A few days before the Rana Plaza building collapse, I looked at the label on one of my son's shirts. "Made in Bangladesh," it read. I thought, in passing, about the people who made that shirt: who cut the fabric; did the buttons and stitches; how many fractions of a penny it had earned them.
The shirt probably cost me $12.99.
Target took its cut of profit; the manufacturer must have made a killing.
For whatever reason, I felt a pang of consciousness that morning. I assuaged it by saying a little thank you, hoping that it would echo across the universe and land as a whisper in that someone's ear. I just hoped that someone wasn't a child.
Knowing as little as I did about the garment industry, I'd thought child labor was the worst of it.
I thought my evanescent gratitude was enough to reconcile my complacency.
Upon seeing Taslima Akhter's devastating photograph, however, I learned more about the people behind that label; that 'someone' who might have spent a passing moment caressing the cloth that caressed my son's back.
She was a mother. (Someone else's mother.) She was a sister. (Someone else's sister.) She was a daughter. (Someone else's daughter.)
Who she was to him, that man reaching across terror, across imminent death, to envelope her in a final embrace, I can only speculate.
A stranger? A relative? An employee? A friend?
A Bangladeshi activist and photographer, Akhter writes the following about the photograph, which appears in this week's TIME International:
I spent the entire day the building collapsed on the scene, watching as injured garment workers were being rescued from the rubble. I remember the frightened eyes of relatives -- I was exhausted both mentally and physically. Around 2 a.m., I found a couple embracing each other in the rubble. The lower parts of their bodies were buried under the concrete. The blood from the eyes of the man ran like a tear. When I saw the couple, I couldn't believe it. I felt like I knew them -- they felt very close to me. I looked at who they were in their last moments as they stood together and tried to save each other -- to save their beloved lives.
Every time I look back to this photo, I feel uncomfortable -- it haunts me. It's as if they are saying to me, we are not a number -- not only cheap labor and cheap lives. We are human beings like you. Our life is precious like yours, and our dreams are precious too.
Certainly their lives were as precious to someone else as my son's life is to me.
The morning I put the $12.99 shirt on him, I gave him a hug and a kiss as I always do after we get dressed. I wonder if it occurred to me then that his "Made In Bangladesh" shirt spent more time embracing my boy that day than I did? After seeing Akhter's photograph, it certainly occurs to me now.
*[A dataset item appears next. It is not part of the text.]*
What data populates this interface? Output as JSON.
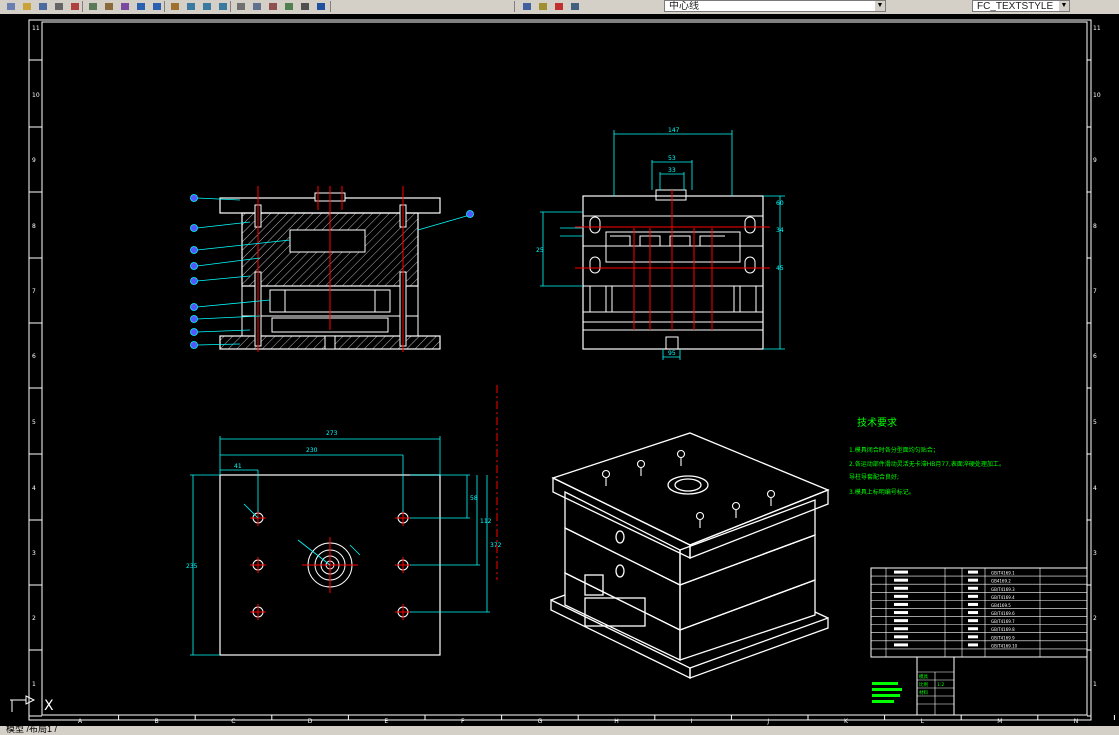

Pat Robertson says we ought to pray over the clothes we buy in thrift shops in case demons should linger in the stitches and buttons. I believe Robertson is in possession of a fantastically paranoid imagination when it comes to most of the things he espouses, but I do believe that fabric is capable of its own kind of memory.
Akhter's photograph merely captured that memory in pixels. A memory of a mother, a daughter, a sister and her friend at the end trapped in a final embrace. More than a whispered thank you echoing across the universe, it's a silent scream demanding a response across the globe.
Though we mothers/consumers dress our children with love each and every morning, the time has come for us to purchase their clothing with equal awareness.